Be careful, as they say, what you wish for. A new book, There Goes the Gayborhood? (Princeton University Press, £24.95), by Amin Ghaziani, an American academic, charts the apparent decline of so-called gay villages such as the Castro in San Francisco and Greenwich Village in New York, a decline, it’s suggested, which has come from the very success of the gay movement in being fully accepted into mainstream life. Marriage, adoption, a revolution in public attitudes and sheer visibility have meant that there is simply no longer any need for the solidarity which came from clustering together in particular urban areas — areas which were often chosen for their cheapness, but which were then transformed by gay men with more dash than cash.
Being an American, Ghaziani can’t resist an upbeat note and so concludes that the idea of the “gaybourhood” is simply evolving. But such a position is harder to maintain after a visit to either of the two above districts. Walking through the Castro is rather like strolling along Carnaby Street in search of the purple velvet suits and Union Jack mini-skirts of Swinging London: one is left with the feeling of the show having moved on years ago. And it was Aids that did for Greenwich Village in the 1980s. New York gays moved up a few blocks to Chelsea, although with its gyms and cocktail bars there’s far less of a sense of community there than one felt amid the low-rise, more bohemian streets of the Village, which, frankly, doesn’t “feel” gay at all now.
And what of London’s gaybourhoods? According to the Evening Standard, they’re thriving. The columnist Nick Curtis described his delight at the cafés and new little touches which had sprung up in Vauxhall, where he lives. A gay presence brings less crime and better coffee, apparently.
But I think this is to mistake an area popular with gay men (and unfairly, it is always about gay men — they have more spending power than lesbians) with a thorough-going, property-owning, produce-buying community. Like the Castro and the Village, West Hollywood (known as Boys Town), which I lived adjacent to for a number of years, is one such place: not just clubs and restaurants, but polished four-by-fours, dry cleaners, lawyers and financial advisers. It is as identifiable a community as black South Central or Hispanic East LA. The hills overlooking the flats of Weho, with their higher-end, affluent gay residents, were known locally as the Swish Alps.
By this definition, I find it hard to identify any gaybourhoods at all in London.

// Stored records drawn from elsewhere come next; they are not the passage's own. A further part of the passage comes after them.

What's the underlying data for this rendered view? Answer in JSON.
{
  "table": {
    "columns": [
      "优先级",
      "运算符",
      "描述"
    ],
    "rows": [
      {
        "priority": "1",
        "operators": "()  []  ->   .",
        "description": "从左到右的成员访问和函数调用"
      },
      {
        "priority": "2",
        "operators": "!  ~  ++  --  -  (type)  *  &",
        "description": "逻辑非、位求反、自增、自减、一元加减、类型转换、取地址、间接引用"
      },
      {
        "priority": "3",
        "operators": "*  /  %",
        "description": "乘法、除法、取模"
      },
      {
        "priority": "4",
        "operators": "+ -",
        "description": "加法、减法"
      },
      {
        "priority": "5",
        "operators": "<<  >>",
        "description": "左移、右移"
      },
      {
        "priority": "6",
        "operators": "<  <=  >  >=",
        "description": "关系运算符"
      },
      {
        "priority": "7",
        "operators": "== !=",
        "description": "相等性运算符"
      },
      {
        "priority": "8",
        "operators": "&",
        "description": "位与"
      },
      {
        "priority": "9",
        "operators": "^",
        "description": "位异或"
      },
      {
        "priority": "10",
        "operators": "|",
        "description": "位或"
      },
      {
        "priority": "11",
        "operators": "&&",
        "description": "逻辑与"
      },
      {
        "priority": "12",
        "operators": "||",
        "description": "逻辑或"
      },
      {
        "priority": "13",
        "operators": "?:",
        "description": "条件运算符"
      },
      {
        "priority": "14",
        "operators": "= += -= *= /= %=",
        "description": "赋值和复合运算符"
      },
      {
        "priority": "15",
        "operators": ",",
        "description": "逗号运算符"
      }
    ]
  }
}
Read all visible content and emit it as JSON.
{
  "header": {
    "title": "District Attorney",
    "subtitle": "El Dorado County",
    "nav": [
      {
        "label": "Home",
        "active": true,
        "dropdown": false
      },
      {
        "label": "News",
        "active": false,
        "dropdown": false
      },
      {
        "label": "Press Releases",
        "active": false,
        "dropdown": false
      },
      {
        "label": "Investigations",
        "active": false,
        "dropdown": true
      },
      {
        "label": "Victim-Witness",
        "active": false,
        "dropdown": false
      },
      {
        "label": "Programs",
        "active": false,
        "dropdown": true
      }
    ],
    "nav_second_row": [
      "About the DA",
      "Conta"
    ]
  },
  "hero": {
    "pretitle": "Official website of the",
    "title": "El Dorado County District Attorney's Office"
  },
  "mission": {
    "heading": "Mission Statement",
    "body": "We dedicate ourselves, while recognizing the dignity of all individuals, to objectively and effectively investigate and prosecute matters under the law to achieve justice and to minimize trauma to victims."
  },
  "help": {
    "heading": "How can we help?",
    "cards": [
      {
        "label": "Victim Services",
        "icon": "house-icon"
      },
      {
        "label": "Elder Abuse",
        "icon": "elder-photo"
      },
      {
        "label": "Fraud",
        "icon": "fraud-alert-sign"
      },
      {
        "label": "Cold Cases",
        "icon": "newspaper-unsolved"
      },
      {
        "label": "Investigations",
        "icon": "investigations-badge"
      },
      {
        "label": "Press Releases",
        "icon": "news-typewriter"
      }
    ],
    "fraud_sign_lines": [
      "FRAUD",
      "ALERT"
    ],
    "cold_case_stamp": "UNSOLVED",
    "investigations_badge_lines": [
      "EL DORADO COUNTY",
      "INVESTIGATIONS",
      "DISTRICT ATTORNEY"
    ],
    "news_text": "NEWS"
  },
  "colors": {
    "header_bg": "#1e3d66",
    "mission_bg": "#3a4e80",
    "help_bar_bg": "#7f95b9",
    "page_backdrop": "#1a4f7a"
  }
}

Brighton could certainly claim to be one — not for nothing was it once called Britain’s San Francisco. And by dint of affluence and fashion some areas of the capital certainly attract gay men. But I’m not sure there has ever been a time in London (or Paris or Rome for that matter) when you chose where you lived on the basis of sexual preference. Perhaps Ghaziani’s villages are a particularly American phenomenon.
Are gaybourhoods in the fully-fledged sense a good thing anyway? There are certainly gay men and women who have a nostalgia for the radicalism of the ’70s; they despair at the mimicking of straight life, its weddings and nursery waiting-lists. Others rail against the apparent urge towards respectability, even detecting the emergence of a kind of gay Puritanism. I can understand this longing for the solidarity which the enclave represented. But identity politics produces ghettos both mental and physical.

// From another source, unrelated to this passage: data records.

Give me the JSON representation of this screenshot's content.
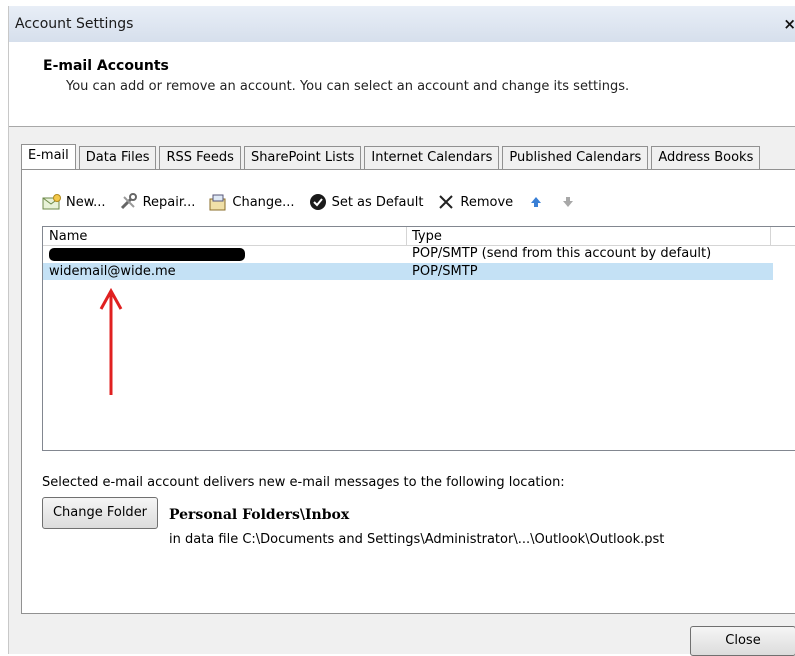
{
  "window": {
    "title": "Account Settings",
    "close_symbol": "×"
  },
  "header": {
    "title": "E-mail Accounts",
    "subtitle": "You can add or remove an account. You can select an account and change its settings."
  },
  "tabs": [
    {
      "label": "E-mail",
      "active": true
    },
    {
      "label": "Data Files"
    },
    {
      "label": "RSS Feeds"
    },
    {
      "label": "SharePoint Lists"
    },
    {
      "label": "Internet Calendars"
    },
    {
      "label": "Published Calendars"
    },
    {
      "label": "Address Books"
    }
  ],
  "toolbar": {
    "new": "New...",
    "repair": "Repair...",
    "change": "Change...",
    "set_default": "Set as Default",
    "remove": "Remove"
  },
  "list": {
    "columns": [
      "Name",
      "Type"
    ],
    "rows": [
      {
        "name": "",
        "type": "POP/SMTP (send from this account by default)",
        "redacted": true
      },
      {
        "name": "widemail@wide.me",
        "type": "POP/SMTP",
        "selected": true
      }
    ]
  },
  "delivery": {
    "text": "Selected e-mail account delivers new e-mail messages to the following location:",
    "change_folder": "Change Folder",
    "folder": "Personal Folders\\Inbox",
    "data_file": "in data file C:\\Documents and Settings\\Administrator\\...\\Outlook\\Outlook.pst"
  },
  "footer": {
    "close": "Close"
  },
  "colors": {
    "selection": "#c4e1f5",
    "annotation_arrow": "#e02020"
  },
  "icons": [
    "new-mail-icon",
    "repair-icon",
    "change-icon",
    "set-default-check-icon",
    "remove-x-icon",
    "move-up-icon",
    "move-down-icon"
  ]
}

What London has always had are thriving gay areas centred around bars and clubs. When I first ventured out on the scene in the early ’80s, it was to Earls Court. The pubs and clubs which stood almost cheek by jowl have all disappeared, as though they were never there. For the past 20 years Soho has been pretty much the gay epicentre, followed by Vauxhall and, more recently, Shoreditch in the East End.

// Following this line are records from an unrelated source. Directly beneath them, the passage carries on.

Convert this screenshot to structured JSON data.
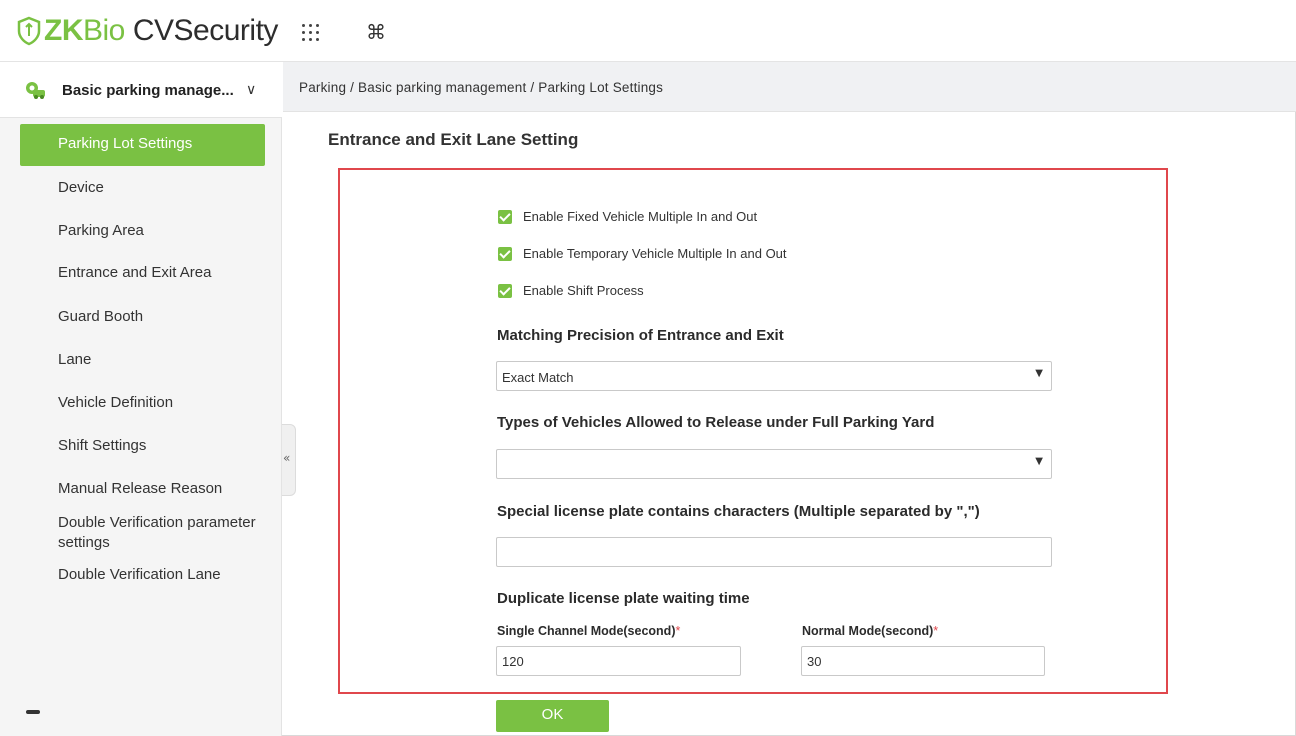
{
  "header": {
    "logo_zk": "ZK",
    "logo_bio": "Bio",
    "logo_rest": "CVSecurity",
    "apps_icon": "grid-apps-icon",
    "command_icon": "⌘"
  },
  "sidebar": {
    "module_title": "Basic parking manage...",
    "module_chevron": "∨",
    "active_item": "Parking Lot Settings",
    "items": [
      "Device",
      "Parking Area",
      "Entrance and Exit Area",
      "Guard Booth",
      "Lane",
      "Vehicle Definition",
      "Shift Settings",
      "Manual Release Reason",
      "Double Verification parameter settings",
      "Double Verification Lane"
    ],
    "collapse_glyph": "«"
  },
  "breadcrumb": "Parking / Basic parking management / Parking Lot Settings",
  "form": {
    "title": "Entrance and Exit Lane Setting",
    "checkboxes": [
      {
        "label": "Enable Fixed Vehicle Multiple In and Out",
        "checked": true
      },
      {
        "label": "Enable Temporary Vehicle Multiple In and Out",
        "checked": true
      },
      {
        "label": "Enable Shift Process",
        "checked": true
      }
    ],
    "matching_label": "Matching Precision of Entrance and Exit",
    "matching_value": "Exact Match",
    "vehicle_types_label": "Types of Vehicles Allowed to Release under Full Parking Yard",
    "vehicle_types_value": "",
    "special_plate_label": "Special license plate contains characters  (Multiple separated by \",\")",
    "special_plate_value": "",
    "duplicate_label": "Duplicate license plate waiting time",
    "single_channel_label": "Single Channel Mode(second)",
    "single_channel_value": "120",
    "normal_mode_label": "Normal Mode(second)",
    "normal_mode_value": "30",
    "required_mark": "*",
    "select_arrow": "▼",
    "ok_label": "OK"
  },
  "colors": {
    "accent": "#7ac143",
    "highlight_border": "#e0474c"
  }
}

It is on the gay scene that undoubtedly one can see changes. More and more pubs and bars are “mixed”, having become particularly popular with groups of young women meeting after work for a bottle of white wine. And the number of gay venues continues to contract as younger gay men see little need for them; I can think of four bars which have disappeared within a small area of the West End in the past few years.
However, it is arguably technology which has had the biggest effect. Before the internet, before apps like Grindr, which operates like a kind of sexual sat-nav, gay men mostly had just the bars in which to meet Mr Right or Mr Right Now. Smartphones and computers have made all this somewhat redundant, and have provided a great example of how technology, rather than wider social trends, can change people’s behaviour. One paradoxical outcome of this, oddly enough, is that there are now many gay men once again sitting alone in their London rooms. Only now, they have a glowing screen for company.